Prabir Mukherjee, the Eden Gardens curator, has strongly criticised MS Dhoni's call for turning pitches, calling it "immoral", and even sought a month's leave from work. However, by Saturday evening, the Cricket Association of Bengal had convinced Mukherjee to come back to work.
The developments came less than a week before India's Kolkata Test against England, and days after the BCCI deployed Ashish Bhowmick, a member of its grounds and pitches committee from Tripura, to "assist" in the preparation for the Test that starts on December 5.
The series between India and England is tied at 1-1 after India lost on a square turner in Mumbai, with their spinners taking nine wickets between them even as Monty Panesar and Graeme Swann shared 19.
"Why does Dhoni want a square turner on the first day? Then why are you selling tickets for five days? It's immoral," Mukherjee told CNN-IBN. Mukherjee said he didn't like the way the whole issue was handled. "I have not resigned but asked for a month's leave," he said. "I am not loving this atmosphere and not happy that the Cricket Association of Bengal did not support me."
Dhoni and Mukherjee have famously struggled to get along as professionals. Last year, after India beat England in an ODI in Kolkata, Dhoni said the pitch was an "ugly wicket". Mukherjee then responded by saying, "Pitches don't score runs, batsmen do." It was also reported that Mukherjee had made disparaging comments about Dhoni's demands for specific pitches.
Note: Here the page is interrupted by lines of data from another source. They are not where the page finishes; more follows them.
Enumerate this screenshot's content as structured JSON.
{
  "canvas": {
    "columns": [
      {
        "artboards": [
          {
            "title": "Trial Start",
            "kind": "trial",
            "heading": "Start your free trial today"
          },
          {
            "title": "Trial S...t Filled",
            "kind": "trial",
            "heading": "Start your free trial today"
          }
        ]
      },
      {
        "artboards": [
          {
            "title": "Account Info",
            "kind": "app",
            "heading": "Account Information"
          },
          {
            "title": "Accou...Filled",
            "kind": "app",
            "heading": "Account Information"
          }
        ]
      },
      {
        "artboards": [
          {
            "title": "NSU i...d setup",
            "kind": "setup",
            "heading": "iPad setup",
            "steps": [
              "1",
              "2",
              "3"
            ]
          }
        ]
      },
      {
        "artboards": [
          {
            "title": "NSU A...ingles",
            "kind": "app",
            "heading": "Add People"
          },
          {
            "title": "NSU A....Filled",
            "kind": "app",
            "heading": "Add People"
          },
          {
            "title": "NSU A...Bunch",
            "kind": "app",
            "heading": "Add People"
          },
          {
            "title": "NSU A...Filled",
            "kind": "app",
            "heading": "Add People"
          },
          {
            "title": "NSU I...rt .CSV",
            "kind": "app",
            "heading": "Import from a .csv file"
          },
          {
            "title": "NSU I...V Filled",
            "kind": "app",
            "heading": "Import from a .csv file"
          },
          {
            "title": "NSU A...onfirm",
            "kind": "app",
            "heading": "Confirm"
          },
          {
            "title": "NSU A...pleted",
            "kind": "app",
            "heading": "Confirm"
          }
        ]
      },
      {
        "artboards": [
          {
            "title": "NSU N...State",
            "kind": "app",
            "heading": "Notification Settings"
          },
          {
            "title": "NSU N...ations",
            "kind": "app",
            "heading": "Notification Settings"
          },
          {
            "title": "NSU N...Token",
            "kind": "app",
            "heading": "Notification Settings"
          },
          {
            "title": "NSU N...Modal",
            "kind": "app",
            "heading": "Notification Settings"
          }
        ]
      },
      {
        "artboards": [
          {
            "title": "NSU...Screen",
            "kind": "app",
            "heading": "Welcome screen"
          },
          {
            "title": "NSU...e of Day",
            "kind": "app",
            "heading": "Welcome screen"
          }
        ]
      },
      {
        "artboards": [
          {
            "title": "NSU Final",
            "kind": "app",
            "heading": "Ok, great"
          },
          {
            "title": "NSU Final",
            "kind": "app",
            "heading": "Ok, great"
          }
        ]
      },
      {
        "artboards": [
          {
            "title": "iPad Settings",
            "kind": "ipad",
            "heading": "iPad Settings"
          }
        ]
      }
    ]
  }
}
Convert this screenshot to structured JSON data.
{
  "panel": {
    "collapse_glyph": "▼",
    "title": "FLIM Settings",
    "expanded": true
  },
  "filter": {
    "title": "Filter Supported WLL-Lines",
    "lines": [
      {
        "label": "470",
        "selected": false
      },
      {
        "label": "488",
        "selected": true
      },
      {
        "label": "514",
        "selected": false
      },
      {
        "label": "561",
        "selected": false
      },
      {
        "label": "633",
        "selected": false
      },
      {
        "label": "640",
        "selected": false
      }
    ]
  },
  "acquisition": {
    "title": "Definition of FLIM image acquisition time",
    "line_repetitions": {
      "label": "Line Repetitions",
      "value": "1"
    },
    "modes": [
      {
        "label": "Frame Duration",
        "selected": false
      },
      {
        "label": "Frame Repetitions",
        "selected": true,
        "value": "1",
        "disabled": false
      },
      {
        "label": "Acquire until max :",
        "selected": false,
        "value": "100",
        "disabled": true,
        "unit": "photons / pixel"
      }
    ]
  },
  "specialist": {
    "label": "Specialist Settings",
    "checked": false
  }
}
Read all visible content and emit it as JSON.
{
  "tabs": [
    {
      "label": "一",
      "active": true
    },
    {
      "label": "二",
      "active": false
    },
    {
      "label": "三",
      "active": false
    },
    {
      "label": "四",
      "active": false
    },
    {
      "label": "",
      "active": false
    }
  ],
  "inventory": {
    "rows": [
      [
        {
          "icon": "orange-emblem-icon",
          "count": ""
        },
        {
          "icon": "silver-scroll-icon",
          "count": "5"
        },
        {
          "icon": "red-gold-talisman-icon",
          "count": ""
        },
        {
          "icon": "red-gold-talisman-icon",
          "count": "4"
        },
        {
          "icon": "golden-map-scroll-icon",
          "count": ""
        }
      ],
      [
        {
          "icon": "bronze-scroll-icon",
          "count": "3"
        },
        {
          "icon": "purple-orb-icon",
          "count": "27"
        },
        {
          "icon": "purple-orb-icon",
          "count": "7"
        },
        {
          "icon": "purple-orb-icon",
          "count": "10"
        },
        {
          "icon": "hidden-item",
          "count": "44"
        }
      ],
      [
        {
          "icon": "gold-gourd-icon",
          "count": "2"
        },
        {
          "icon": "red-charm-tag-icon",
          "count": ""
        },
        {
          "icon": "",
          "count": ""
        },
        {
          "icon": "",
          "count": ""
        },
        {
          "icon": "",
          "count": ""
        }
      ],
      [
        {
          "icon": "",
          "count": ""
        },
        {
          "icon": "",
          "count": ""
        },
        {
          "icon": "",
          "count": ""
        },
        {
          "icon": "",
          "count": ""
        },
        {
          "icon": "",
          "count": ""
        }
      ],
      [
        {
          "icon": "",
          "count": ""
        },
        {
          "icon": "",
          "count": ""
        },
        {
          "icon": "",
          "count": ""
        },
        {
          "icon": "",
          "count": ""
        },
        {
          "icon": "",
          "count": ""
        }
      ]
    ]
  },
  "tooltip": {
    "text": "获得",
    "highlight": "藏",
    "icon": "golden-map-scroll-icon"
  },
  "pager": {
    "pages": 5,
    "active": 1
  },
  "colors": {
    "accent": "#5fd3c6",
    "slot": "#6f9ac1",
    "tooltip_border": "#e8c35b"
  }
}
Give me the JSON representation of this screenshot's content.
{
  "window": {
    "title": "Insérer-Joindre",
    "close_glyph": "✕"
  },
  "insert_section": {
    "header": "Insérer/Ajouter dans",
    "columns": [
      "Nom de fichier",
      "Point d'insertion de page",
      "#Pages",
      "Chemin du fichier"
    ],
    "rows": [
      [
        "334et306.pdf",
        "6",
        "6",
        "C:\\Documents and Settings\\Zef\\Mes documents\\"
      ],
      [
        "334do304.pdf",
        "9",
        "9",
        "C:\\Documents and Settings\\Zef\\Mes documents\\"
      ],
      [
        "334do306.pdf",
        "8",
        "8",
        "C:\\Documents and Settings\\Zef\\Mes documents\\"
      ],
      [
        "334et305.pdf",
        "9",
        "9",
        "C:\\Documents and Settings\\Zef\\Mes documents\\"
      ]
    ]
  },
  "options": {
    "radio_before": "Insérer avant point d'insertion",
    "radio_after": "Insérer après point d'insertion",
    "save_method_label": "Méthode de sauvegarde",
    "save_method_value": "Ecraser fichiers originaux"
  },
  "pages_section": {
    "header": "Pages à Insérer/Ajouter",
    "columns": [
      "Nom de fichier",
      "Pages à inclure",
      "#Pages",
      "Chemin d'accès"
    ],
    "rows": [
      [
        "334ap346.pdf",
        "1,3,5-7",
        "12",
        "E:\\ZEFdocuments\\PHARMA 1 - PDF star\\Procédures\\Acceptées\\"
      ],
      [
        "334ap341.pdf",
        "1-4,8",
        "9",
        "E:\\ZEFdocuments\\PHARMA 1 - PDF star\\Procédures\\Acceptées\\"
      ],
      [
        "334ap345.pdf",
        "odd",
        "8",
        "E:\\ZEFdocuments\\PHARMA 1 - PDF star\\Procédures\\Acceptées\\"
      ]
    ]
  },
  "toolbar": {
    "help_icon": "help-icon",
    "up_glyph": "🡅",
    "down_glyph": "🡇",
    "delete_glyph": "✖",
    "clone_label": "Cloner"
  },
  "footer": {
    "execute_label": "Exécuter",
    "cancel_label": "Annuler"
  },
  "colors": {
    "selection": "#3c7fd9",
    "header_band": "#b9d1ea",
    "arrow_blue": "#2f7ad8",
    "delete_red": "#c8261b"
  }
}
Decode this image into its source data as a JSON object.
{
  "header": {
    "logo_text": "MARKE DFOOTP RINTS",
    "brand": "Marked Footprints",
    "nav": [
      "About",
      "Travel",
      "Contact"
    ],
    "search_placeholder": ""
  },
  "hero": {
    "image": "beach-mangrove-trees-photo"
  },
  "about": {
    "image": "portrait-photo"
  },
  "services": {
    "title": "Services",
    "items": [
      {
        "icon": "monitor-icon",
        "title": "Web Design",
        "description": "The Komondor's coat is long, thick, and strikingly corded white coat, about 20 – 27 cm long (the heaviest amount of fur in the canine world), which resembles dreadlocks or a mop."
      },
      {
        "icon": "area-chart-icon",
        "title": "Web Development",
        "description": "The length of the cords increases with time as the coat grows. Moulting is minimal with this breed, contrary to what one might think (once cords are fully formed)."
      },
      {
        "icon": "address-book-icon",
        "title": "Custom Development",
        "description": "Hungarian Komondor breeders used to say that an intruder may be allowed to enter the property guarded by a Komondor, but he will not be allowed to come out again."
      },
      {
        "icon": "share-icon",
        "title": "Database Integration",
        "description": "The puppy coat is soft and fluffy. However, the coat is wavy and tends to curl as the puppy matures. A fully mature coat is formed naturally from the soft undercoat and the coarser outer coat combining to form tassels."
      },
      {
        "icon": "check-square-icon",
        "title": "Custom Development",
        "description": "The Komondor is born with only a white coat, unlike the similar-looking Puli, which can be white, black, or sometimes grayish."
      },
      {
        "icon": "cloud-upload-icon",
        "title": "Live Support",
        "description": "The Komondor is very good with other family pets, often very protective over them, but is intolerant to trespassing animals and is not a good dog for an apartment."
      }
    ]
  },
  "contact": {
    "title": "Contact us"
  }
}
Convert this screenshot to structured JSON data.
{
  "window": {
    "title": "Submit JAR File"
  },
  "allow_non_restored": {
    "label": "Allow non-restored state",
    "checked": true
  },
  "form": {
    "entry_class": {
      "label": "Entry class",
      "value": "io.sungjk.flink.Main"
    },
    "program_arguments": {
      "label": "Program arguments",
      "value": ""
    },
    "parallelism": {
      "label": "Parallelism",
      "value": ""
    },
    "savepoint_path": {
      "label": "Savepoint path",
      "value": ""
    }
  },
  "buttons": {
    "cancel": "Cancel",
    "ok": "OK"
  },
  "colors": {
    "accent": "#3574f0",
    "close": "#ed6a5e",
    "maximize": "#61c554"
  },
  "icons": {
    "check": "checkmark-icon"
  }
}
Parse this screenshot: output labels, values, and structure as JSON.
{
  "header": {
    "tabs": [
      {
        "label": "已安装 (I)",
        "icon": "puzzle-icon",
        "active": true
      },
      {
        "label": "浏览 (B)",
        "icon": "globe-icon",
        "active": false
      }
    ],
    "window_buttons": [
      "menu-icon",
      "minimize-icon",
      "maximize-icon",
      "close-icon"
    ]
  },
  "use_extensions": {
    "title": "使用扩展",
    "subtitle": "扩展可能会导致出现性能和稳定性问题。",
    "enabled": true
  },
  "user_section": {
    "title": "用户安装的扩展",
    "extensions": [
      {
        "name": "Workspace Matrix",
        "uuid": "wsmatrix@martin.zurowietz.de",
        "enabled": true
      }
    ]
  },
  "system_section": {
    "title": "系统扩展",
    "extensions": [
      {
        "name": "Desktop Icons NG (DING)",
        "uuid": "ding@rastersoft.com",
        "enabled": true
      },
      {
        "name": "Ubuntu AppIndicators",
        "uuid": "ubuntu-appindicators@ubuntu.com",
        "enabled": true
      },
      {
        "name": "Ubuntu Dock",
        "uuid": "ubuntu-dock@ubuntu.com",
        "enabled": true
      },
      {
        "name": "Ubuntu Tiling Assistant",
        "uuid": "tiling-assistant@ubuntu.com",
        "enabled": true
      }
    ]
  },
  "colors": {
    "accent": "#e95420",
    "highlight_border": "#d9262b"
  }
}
He is reported to have asked for written official instruction if he was to prepare a pitch that began turning and bouncing on day one.
© ESPN Sports Media Ltd.
|Comments have now been closed for this article
As West Indies play their 500th Test, here's an interactive journey through their Test history
Also, high scores and low averages, most ducks in international cricket, and the 12-year-old Test player
Former New Zealand seamer Gavin Larsen talks about wobbly seam-up bowling, the 1992 World Cup, and his role in the next tournament
Of the 85 Tests that Bangladesh have played so far, they've lost 70 and won just four. Those stats are easily the worst among all teams when they'd played as many Tests
The planned reorganisation of their domestic structure should help the region recapture some of the glory it enjoyed in the past
Both teams face contrasting opponents in their next Test series. While West Indies will be tested against stronger teams, Bangladesh have it easier but without much to gain